Search the material below for the string "KATS" and copy each line where it appears.

Segment Open

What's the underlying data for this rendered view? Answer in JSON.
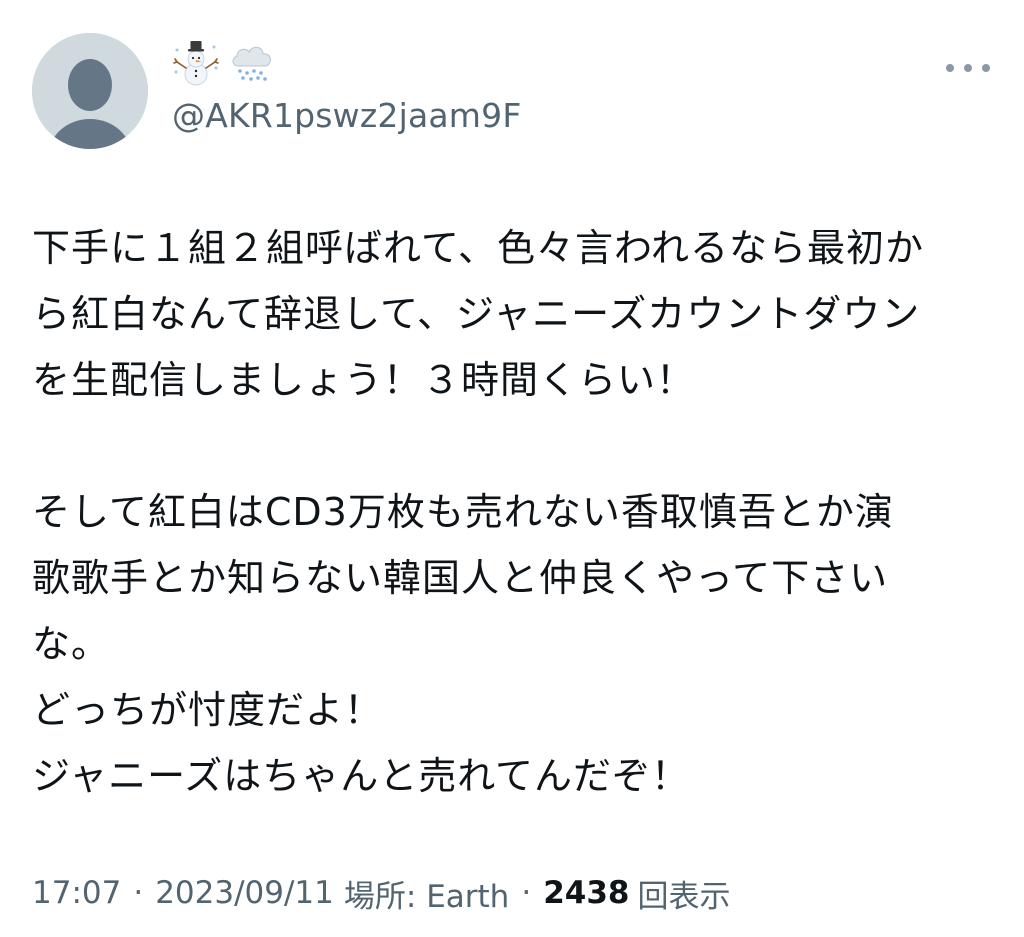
{
  "tweet": {
    "display_name_emojis": [
      "snowman-icon",
      "cloud-with-snow-icon"
    ],
    "handle": "@AKR1pswz2jaam9F",
    "body_lines": [
      "下手に１組２組呼ばれて、色々言われるなら最初か",
      "ら紅白なんて辞退して、ジャニーズカウントダウン",
      "を生配信しましょう！３時間くらい！",
      "",
      "そして紅白はCD3万枚も売れない香取慎吾とか演",
      "歌歌手とか知らない韓国人と仲良くやって下さい",
      "な。",
      "どっちが忖度だよ！",
      "ジャニーズはちゃんと売れてんだぞ！"
    ],
    "meta": {
      "time": "17:07",
      "date": "2023/09/11",
      "location_label": "場所: Earth",
      "views_count": "2438",
      "views_label": "回表示",
      "separator": "·"
    }
  },
  "colors": {
    "primary_text": "#0f1419",
    "secondary_text": "#536471",
    "avatar_bg": "#cfd9de",
    "avatar_fg": "#657786"
  }
}
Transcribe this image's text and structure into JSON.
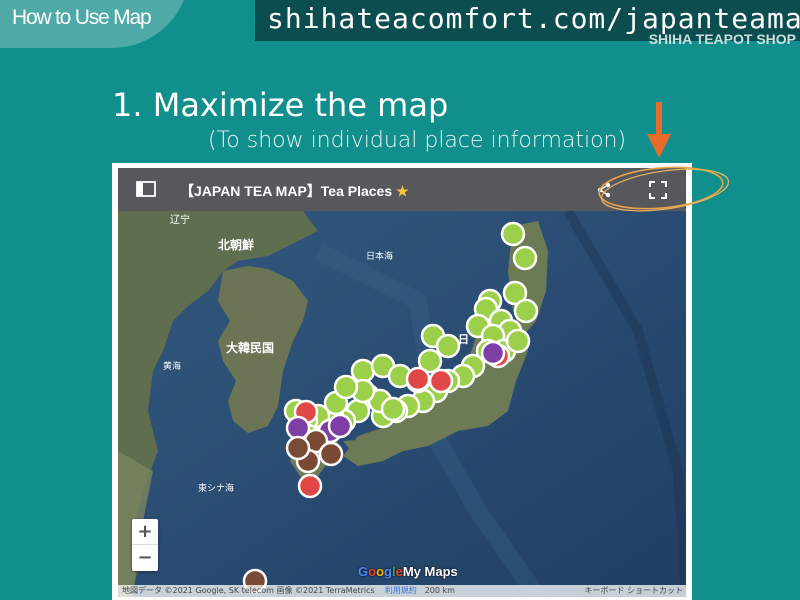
{
  "corner": {
    "label": "How to Use Map"
  },
  "header": {
    "url": "shihateacomfort.com/japanteamap",
    "shop": "SHIHA TEAPOT SHOP"
  },
  "step": {
    "title": "1. Maximize the map",
    "subtitle": "(To show individual place  information)"
  },
  "map": {
    "title": "【JAPAN TEA MAP】Tea Places",
    "icons": {
      "panel": "side-panel-icon",
      "star": "star-icon",
      "share": "share-icon",
      "fullscreen": "fullscreen-icon"
    },
    "labels": {
      "liaoning": "辽宁",
      "north_korea": "北朝鮮",
      "south_korea": "大韓民国",
      "sea_of_japan": "日本海",
      "yellow_sea": "黄海",
      "east_china_sea": "東シナ海",
      "japan": "日"
    },
    "zoom": {
      "in": "+",
      "out": "−"
    },
    "logo": {
      "g": "G",
      "o1": "o",
      "o2": "o",
      "g2": "g",
      "l": "l",
      "e": "e",
      "mymaps": "My Maps"
    },
    "attribution": {
      "data": "地図データ ©2021 Google, SK telecom 画像 ©2021 TerraMetrics",
      "terms": "利用規約",
      "scale": "200 km",
      "shortcuts": "キーボード ショートカット"
    }
  },
  "colors": {
    "background": "#108f8c",
    "url_bar": "#0c4e50",
    "arrow": "#ea6a2c",
    "marker_green": "#9ccf4a",
    "marker_red": "#e04848",
    "marker_purple": "#7d3fa6",
    "marker_brown": "#7a4b34"
  }
}
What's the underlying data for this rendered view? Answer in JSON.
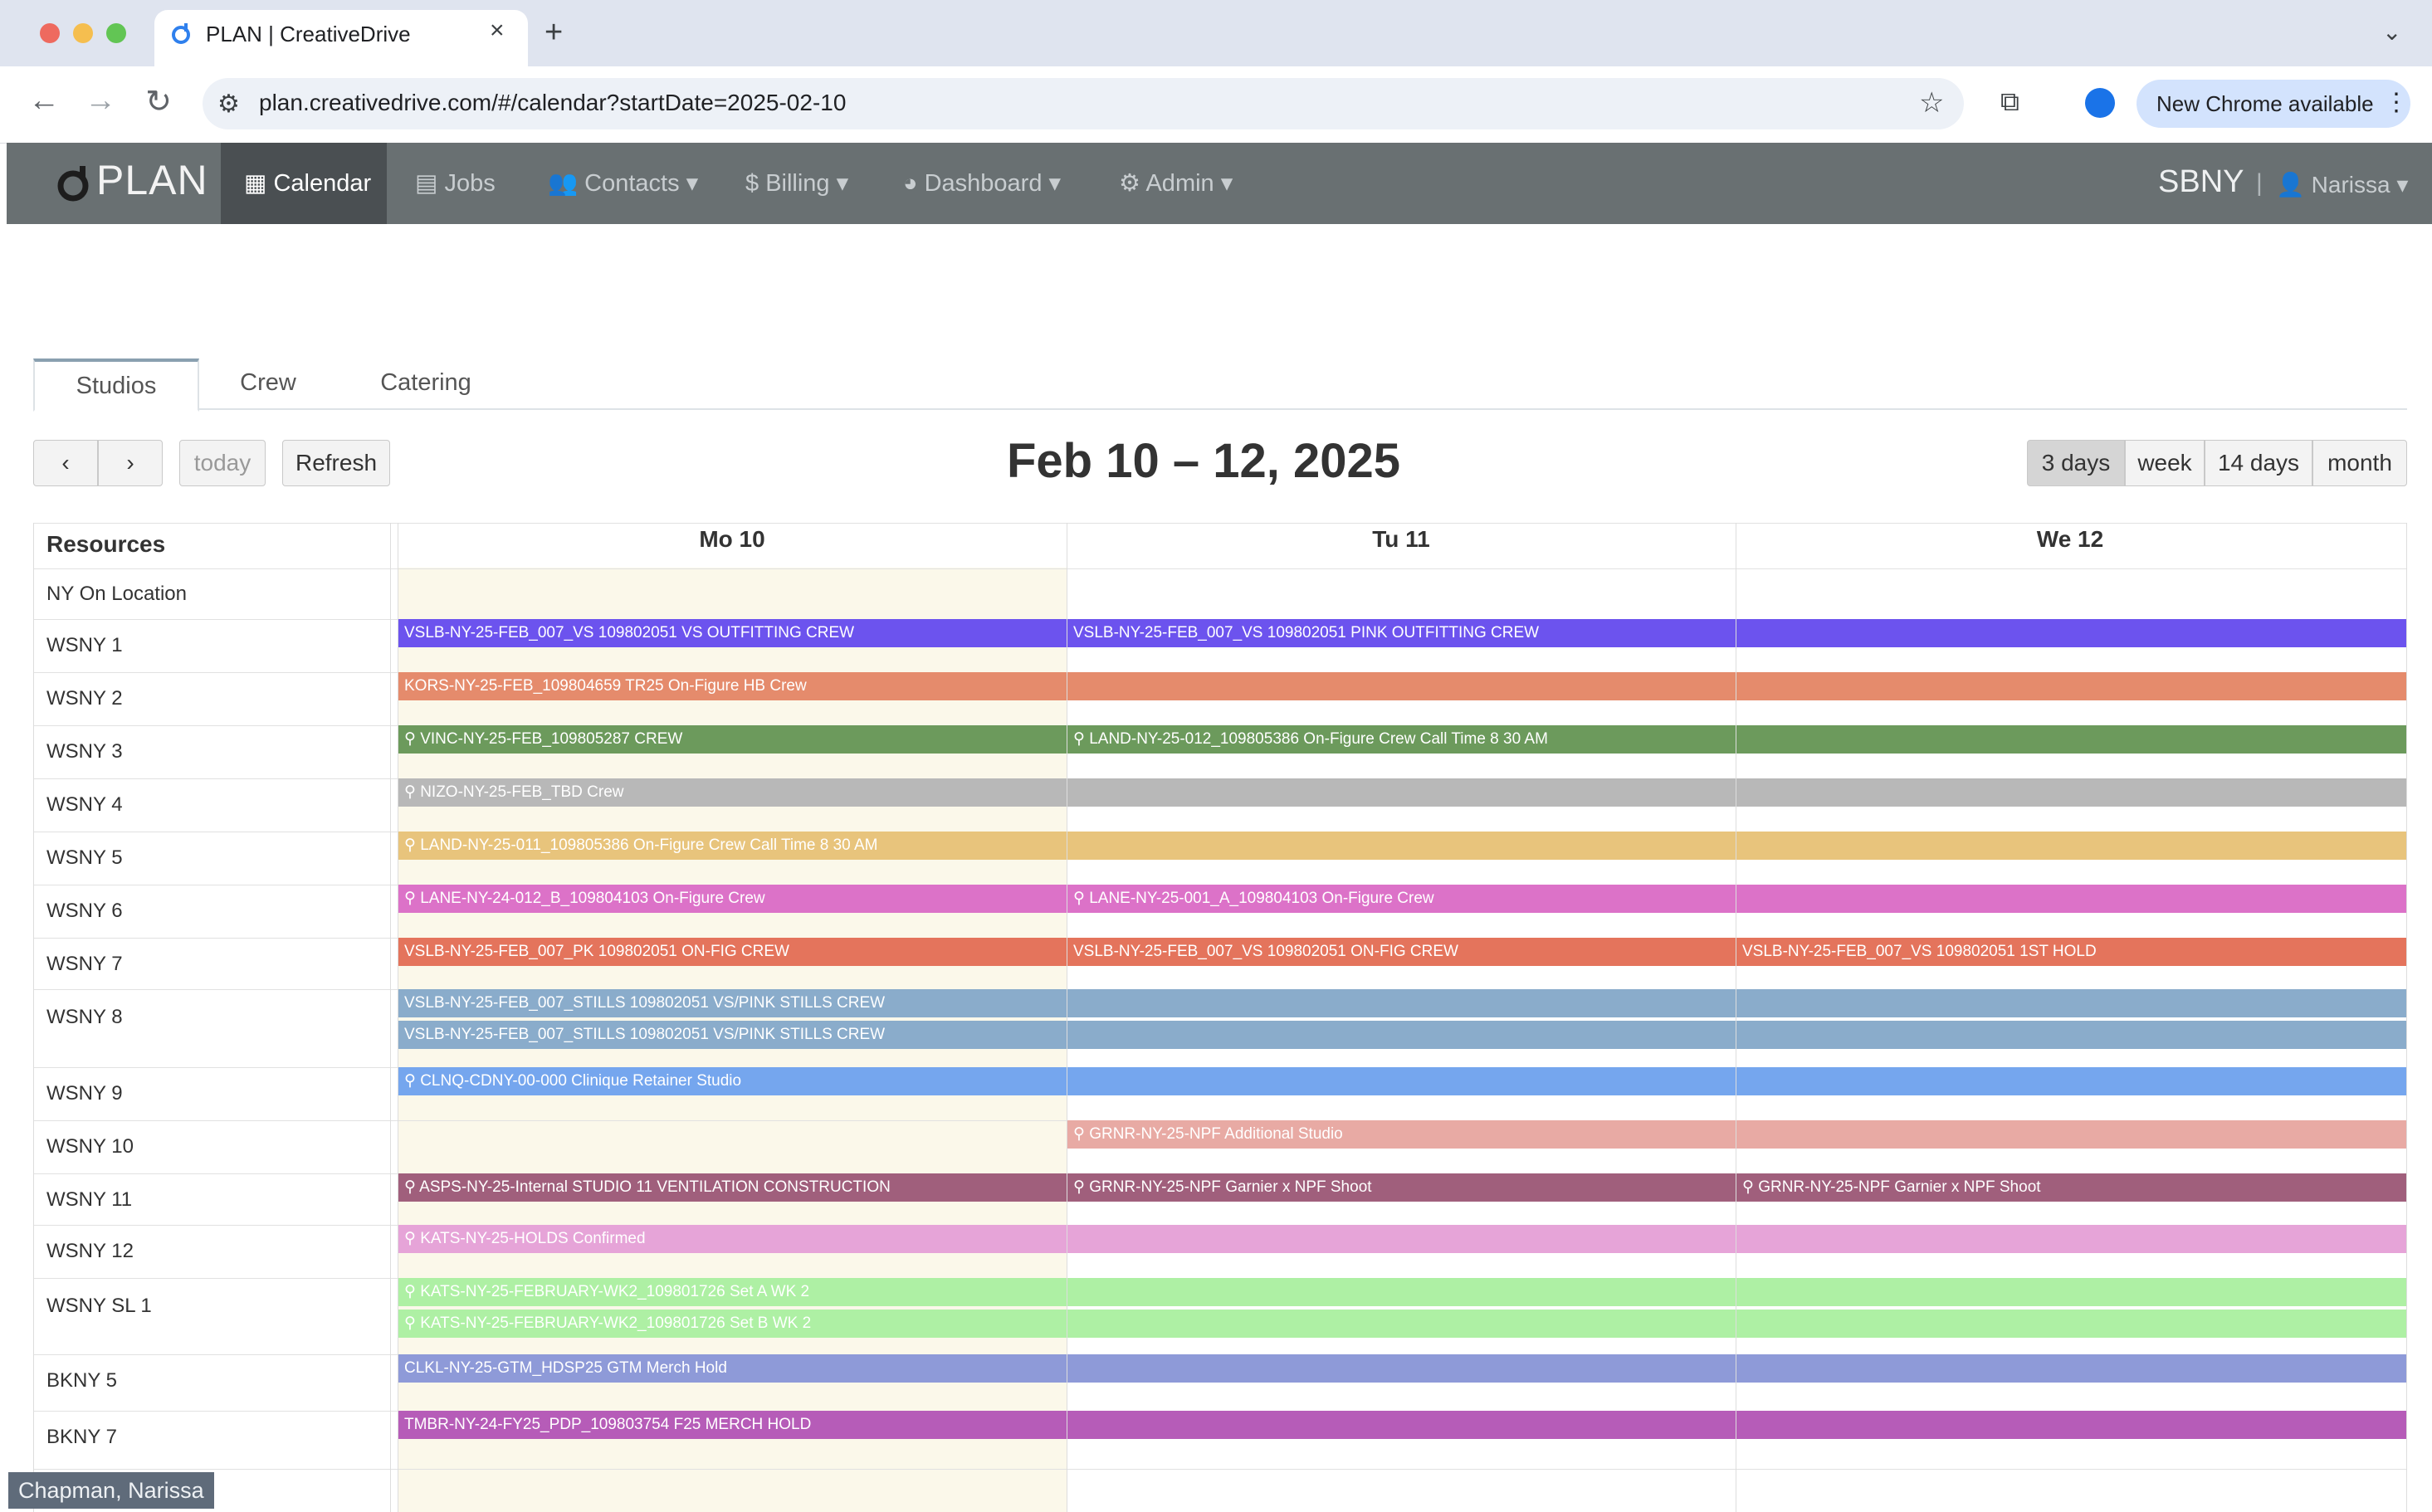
{
  "browser": {
    "tab_title": "PLAN | CreativeDrive",
    "url": "plan.creativedrive.com/#/calendar?startDate=2025-02-10",
    "new_chrome_label": "New Chrome available"
  },
  "app": {
    "brand": "PLAN",
    "nav": [
      {
        "label": "Calendar",
        "icon": "calendar-icon"
      },
      {
        "label": "Jobs",
        "icon": "list-icon"
      },
      {
        "label": "Contacts",
        "icon": "users-icon"
      },
      {
        "label": "Billing",
        "icon": "dollar-icon"
      },
      {
        "label": "Dashboard",
        "icon": "pie-chart-icon"
      },
      {
        "label": "Admin",
        "icon": "gear-icon"
      }
    ],
    "org": "SBNY",
    "user": "Narissa"
  },
  "resource_tabs": [
    "Studios",
    "Crew",
    "Catering"
  ],
  "toolbar": {
    "today": "today",
    "refresh": "Refresh",
    "title": "Feb 10 – 12, 2025",
    "views": [
      "3 days",
      "week",
      "14 days",
      "month"
    ],
    "active_view": "3 days"
  },
  "grid": {
    "resources_header": "Resources",
    "days": [
      "Mo 10",
      "Tu 11",
      "We 12"
    ],
    "resources": [
      "NY On Location",
      "WSNY 1",
      "WSNY 2",
      "WSNY 3",
      "WSNY 4",
      "WSNY 5",
      "WSNY 6",
      "WSNY 7",
      "WSNY 8",
      "WSNY 9",
      "WSNY 10",
      "WSNY 11",
      "WSNY 12",
      "WSNY SL 1",
      "BKNY 5",
      "BKNY 7"
    ],
    "events": [
      {
        "row": 1,
        "text": "VSLB-NY-25-FEB_007_VS 109802051 VS OUTFITTING CREW",
        "start": 0,
        "end": 1,
        "color": "#6c53ee"
      },
      {
        "row": 1,
        "text": "VSLB-NY-25-FEB_007_VS 109802051 PINK OUTFITTING CREW",
        "start": 1,
        "end": 3,
        "color": "#6c53ee"
      },
      {
        "row": 2,
        "text": "KORS-NY-25-FEB_109804659 TR25 On-Figure HB Crew",
        "start": 0,
        "end": 3,
        "color": "#e58b6c"
      },
      {
        "row": 3,
        "text": "VINC-NY-25-FEB_109805287 CREW",
        "start": 0,
        "end": 1,
        "color": "#6c9a5c",
        "pin": true
      },
      {
        "row": 3,
        "text": "LAND-NY-25-012_109805386 On-Figure Crew Call Time 8 30 AM",
        "start": 1,
        "end": 3,
        "color": "#6c9a5c",
        "pin": true
      },
      {
        "row": 4,
        "text": "NIZO-NY-25-FEB_TBD Crew",
        "start": 0,
        "end": 3,
        "color": "#b8b8b8",
        "pin": true
      },
      {
        "row": 5,
        "text": "LAND-NY-25-011_109805386 On-Figure Crew Call Time 8 30 AM",
        "start": 0,
        "end": 3,
        "color": "#e8c47c",
        "pin": true
      },
      {
        "row": 6,
        "text": "LANE-NY-24-012_B_109804103 On-Figure Crew",
        "start": 0,
        "end": 1,
        "color": "#dc72c8",
        "pin": true
      },
      {
        "row": 6,
        "text": "LANE-NY-25-001_A_109804103 On-Figure Crew",
        "start": 1,
        "end": 3,
        "color": "#dc72c8",
        "pin": true
      },
      {
        "row": 7,
        "text": "VSLB-NY-25-FEB_007_PK 109802051 ON-FIG CREW",
        "start": 0,
        "end": 1,
        "color": "#e4745c"
      },
      {
        "row": 7,
        "text": "VSLB-NY-25-FEB_007_VS 109802051 ON-FIG CREW",
        "start": 1,
        "end": 2,
        "color": "#e4745c"
      },
      {
        "row": 7,
        "text": "VSLB-NY-25-FEB_007_VS 109802051 1ST HOLD",
        "start": 2,
        "end": 3,
        "color": "#e4745c"
      },
      {
        "row": 8,
        "text": "VSLB-NY-25-FEB_007_STILLS 109802051 VS/PINK STILLS CREW",
        "start": 0,
        "end": 3,
        "color": "#8aaccb",
        "sub": 0
      },
      {
        "row": 8,
        "text": "VSLB-NY-25-FEB_007_STILLS 109802051 VS/PINK STILLS CREW",
        "start": 0,
        "end": 3,
        "color": "#8aaccb",
        "sub": 1
      },
      {
        "row": 9,
        "text": "CLNQ-CDNY-00-000 Clinique Retainer Studio",
        "start": 0,
        "end": 3,
        "color": "#75a6ee",
        "pin": true
      },
      {
        "row": 10,
        "text": "GRNR-NY-25-NPF Additional Studio",
        "start": 1,
        "end": 3,
        "color": "#e8aaa4",
        "pin": true
      },
      {
        "row": 11,
        "text": "ASPS-NY-25-Internal STUDIO 11 VENTILATION CONSTRUCTION",
        "start": 0,
        "end": 1,
        "color": "#a05f7c",
        "pin": true
      },
      {
        "row": 11,
        "text": "GRNR-NY-25-NPF Garnier x NPF Shoot",
        "start": 1,
        "end": 2,
        "color": "#a05f7c",
        "pin": true
      },
      {
        "row": 11,
        "text": "GRNR-NY-25-NPF Garnier x NPF Shoot",
        "start": 2,
        "end": 3,
        "color": "#a05f7c",
        "pin": true
      },
      {
        "row": 12,
        "text": "KATS-NY-25-HOLDS Confirmed",
        "start": 0,
        "end": 3,
        "color": "#e6a4d8",
        "pin": true
      },
      {
        "row": 13,
        "text": "KATS-NY-25-FEBRUARY-WK2_109801726 Set A WK 2",
        "start": 0,
        "end": 3,
        "color": "#aef0a4",
        "pin": true,
        "sub": 0
      },
      {
        "row": 13,
        "text": "KATS-NY-25-FEBRUARY-WK2_109801726 Set B WK 2",
        "start": 0,
        "end": 3,
        "color": "#aef0a4",
        "pin": true,
        "sub": 1
      },
      {
        "row": 14,
        "text": "CLKL-NY-25-GTM_HDSP25 GTM Merch Hold",
        "start": 0,
        "end": 3,
        "color": "#8e9ad8"
      },
      {
        "row": 15,
        "text": "TMBR-NY-24-FY25_PDP_109803754 F25 MERCH HOLD",
        "start": 0,
        "end": 3,
        "color": "#b65cb8"
      }
    ]
  },
  "footer": {
    "user_badge": "Chapman, Narissa"
  },
  "colors": {
    "navbar": "#697072",
    "navbar_active": "#4a4f52",
    "today_highlight": "#fbf8ea"
  }
}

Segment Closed

__Exercise result__
        "text": "KATS-NY-25-HOLDS Confirmed",
        "text": "KATS-NY-25-FEBRUARY-WK2_109801726 Set A WK 2",
        "text": "KATS-NY-25-FEBRUARY-WK2_109801726 Set B WK 2",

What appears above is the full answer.